> [PROBLEM STATEMENT]: Pull every line holding the word "size" out of the data and copy it.

Dataset rows describing interfaces
*** Begin section ***
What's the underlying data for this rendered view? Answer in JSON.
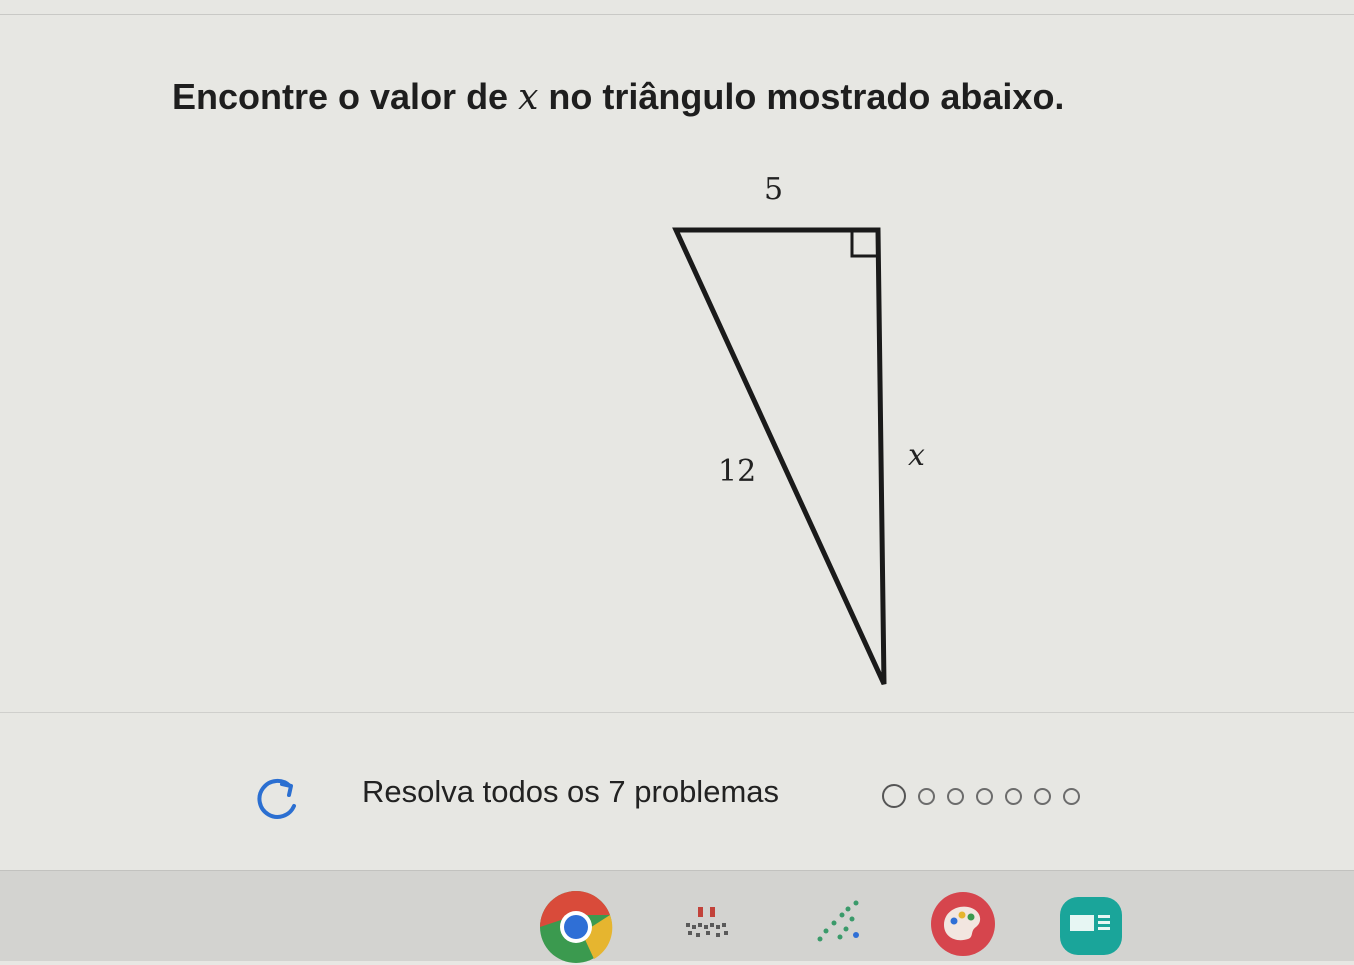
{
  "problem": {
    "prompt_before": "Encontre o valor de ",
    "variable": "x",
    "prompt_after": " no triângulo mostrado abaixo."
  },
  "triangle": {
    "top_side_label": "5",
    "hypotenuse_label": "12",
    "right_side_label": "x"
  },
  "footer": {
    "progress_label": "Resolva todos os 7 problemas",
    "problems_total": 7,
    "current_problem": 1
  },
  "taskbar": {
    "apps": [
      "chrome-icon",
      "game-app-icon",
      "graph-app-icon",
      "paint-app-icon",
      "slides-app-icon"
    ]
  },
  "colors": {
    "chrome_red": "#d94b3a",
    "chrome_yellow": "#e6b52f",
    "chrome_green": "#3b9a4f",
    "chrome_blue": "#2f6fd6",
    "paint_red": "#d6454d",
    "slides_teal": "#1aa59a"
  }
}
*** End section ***
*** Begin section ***
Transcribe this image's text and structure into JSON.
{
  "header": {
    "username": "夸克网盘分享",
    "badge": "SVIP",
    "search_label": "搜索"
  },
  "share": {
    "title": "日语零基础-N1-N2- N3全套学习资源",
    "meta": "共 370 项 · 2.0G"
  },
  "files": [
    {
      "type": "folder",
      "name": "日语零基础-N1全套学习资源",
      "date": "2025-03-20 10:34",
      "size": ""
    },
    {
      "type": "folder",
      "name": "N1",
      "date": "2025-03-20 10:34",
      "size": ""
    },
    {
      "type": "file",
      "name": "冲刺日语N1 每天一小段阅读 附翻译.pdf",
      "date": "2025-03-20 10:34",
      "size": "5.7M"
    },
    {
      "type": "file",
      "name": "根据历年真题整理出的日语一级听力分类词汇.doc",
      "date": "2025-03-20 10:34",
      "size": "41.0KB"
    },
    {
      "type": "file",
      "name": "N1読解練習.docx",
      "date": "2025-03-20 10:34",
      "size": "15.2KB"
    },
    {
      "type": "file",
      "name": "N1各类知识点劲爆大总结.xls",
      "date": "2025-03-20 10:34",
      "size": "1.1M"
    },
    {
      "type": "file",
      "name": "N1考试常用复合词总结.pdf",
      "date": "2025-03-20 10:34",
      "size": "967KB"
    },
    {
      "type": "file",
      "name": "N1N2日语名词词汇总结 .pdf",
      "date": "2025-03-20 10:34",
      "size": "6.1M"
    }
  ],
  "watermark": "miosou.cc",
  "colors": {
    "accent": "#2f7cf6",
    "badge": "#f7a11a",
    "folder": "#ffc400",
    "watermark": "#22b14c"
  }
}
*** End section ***
> [EXPECTED ANSWER]:
      "size": ""
      "size": ""
      "size": "5.7M"
      "size": "41.0KB"
      "size": "15.2KB"
      "size": "1.1M"
      "size": "967KB"
      "size": "6.1M"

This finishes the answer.